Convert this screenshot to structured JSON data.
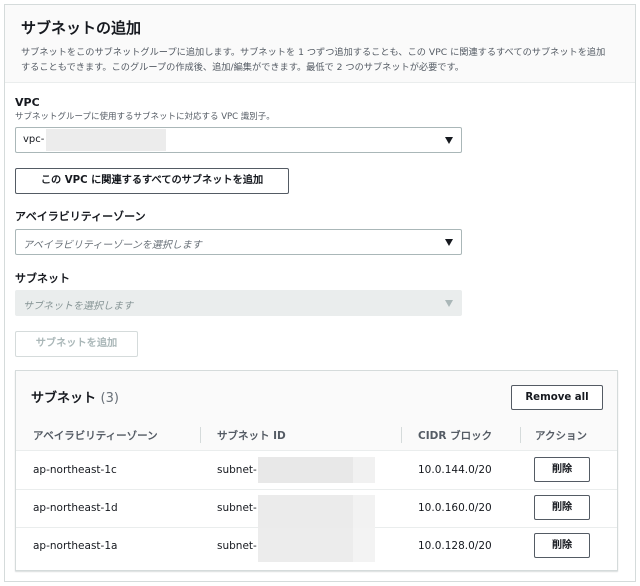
{
  "panel": {
    "title": "サブネットの追加",
    "description_line1": "サブネットをこのサブネットグループに追加します。サブネットを 1 つずつ追加することも、この VPC に関連するすべてのサブネットを追加",
    "description_line2": "することもできます。このグループの作成後、追加/編集ができます。最低で 2 つのサブネットが必要です。"
  },
  "vpc": {
    "label": "VPC",
    "sublabel": "サブネットグループに使用するサブネットに対応する VPC 識別子。",
    "value": "vpc-"
  },
  "add_all_button": "この VPC に関連するすべてのサブネットを追加",
  "az": {
    "label": "アベイラビリティーゾーン",
    "placeholder": "アベイラビリティーゾーンを選択します"
  },
  "subnet": {
    "label": "サブネット",
    "placeholder": "サブネットを選択します"
  },
  "add_subnet_button": "サブネットを追加",
  "table": {
    "title": "サブネット",
    "count": "(3)",
    "remove_all": "Remove all",
    "columns": [
      "アベイラビリティーゾーン",
      "サブネット ID",
      "CIDR ブロック",
      "アクション"
    ],
    "rows": [
      {
        "az": "ap-northeast-1c",
        "subnet_id": "subnet-",
        "cidr": "10.0.144.0/20",
        "action": "削除"
      },
      {
        "az": "ap-northeast-1d",
        "subnet_id": "subnet-",
        "cidr": "10.0.160.0/20",
        "action": "削除"
      },
      {
        "az": "ap-northeast-1a",
        "subnet_id": "subnet-",
        "cidr": "10.0.128.0/20",
        "action": "削除"
      }
    ]
  },
  "colors": {
    "border": "#d5dbdb",
    "header_bg": "#fafafa",
    "text": "#16191f",
    "secondary_text": "#545b64",
    "disabled_bg": "#eaeded"
  }
}
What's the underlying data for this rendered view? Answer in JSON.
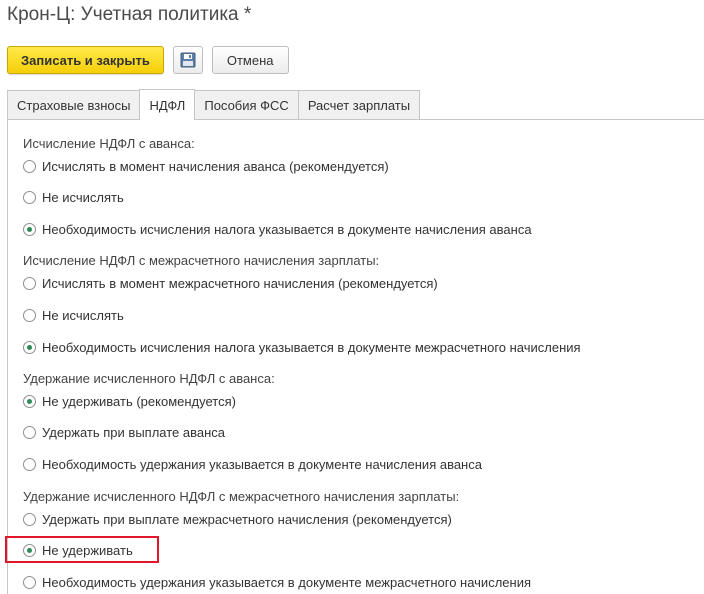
{
  "window": {
    "title": "Крон-Ц: Учетная политика *"
  },
  "toolbar": {
    "save_close_label": "Записать и закрыть",
    "save_icon": "floppy-disk-icon",
    "cancel_label": "Отмена"
  },
  "tabs": [
    {
      "label": "Страховые взносы",
      "active": false
    },
    {
      "label": "НДФЛ",
      "active": true
    },
    {
      "label": "Пособия ФСС",
      "active": false
    },
    {
      "label": "Расчет зарплаты",
      "active": false
    }
  ],
  "groups": [
    {
      "label": "Исчисление НДФЛ с аванса:",
      "options": [
        {
          "label": "Исчислять в момент начисления аванса (рекомендуется)",
          "checked": false
        },
        {
          "label": "Не исчислять",
          "checked": false
        },
        {
          "label": "Необходимость исчисления налога указывается в документе начисления аванса",
          "checked": true
        }
      ]
    },
    {
      "label": "Исчисление НДФЛ с межрасчетного начисления зарплаты:",
      "options": [
        {
          "label": "Исчислять в момент межрасчетного начисления (рекомендуется)",
          "checked": false
        },
        {
          "label": "Не исчислять",
          "checked": false
        },
        {
          "label": "Необходимость исчисления налога указывается в документе межрасчетного начисления",
          "checked": true
        }
      ]
    },
    {
      "label": "Удержание исчисленного НДФЛ с аванса:",
      "options": [
        {
          "label": "Не удерживать (рекомендуется)",
          "checked": true
        },
        {
          "label": "Удержать при выплате аванса",
          "checked": false
        },
        {
          "label": "Необходимость удержания указывается в документе начисления аванса",
          "checked": false
        }
      ]
    },
    {
      "label": "Удержание исчисленного НДФЛ с межрасчетного начисления зарплаты:",
      "options": [
        {
          "label": "Удержать при выплате межрасчетного начисления (рекомендуется)",
          "checked": false
        },
        {
          "label": "Не удерживать",
          "checked": true
        },
        {
          "label": "Необходимость удержания указывается в документе межрасчетного начисления",
          "checked": false
        }
      ]
    }
  ],
  "colors": {
    "primary_button": "#f5cf08",
    "radio_checked": "#2e8b57",
    "highlight_border": "#e0162b"
  }
}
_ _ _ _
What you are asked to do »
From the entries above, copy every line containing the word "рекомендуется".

Written response »
          "label": "Исчислять в момент начисления аванса (рекомендуется)",
          "label": "Исчислять в момент межрасчетного начисления (рекомендуется)",
          "label": "Не удерживать (рекомендуется)",
          "label": "Удержать при выплате межрасчетного начисления (рекомендуется)",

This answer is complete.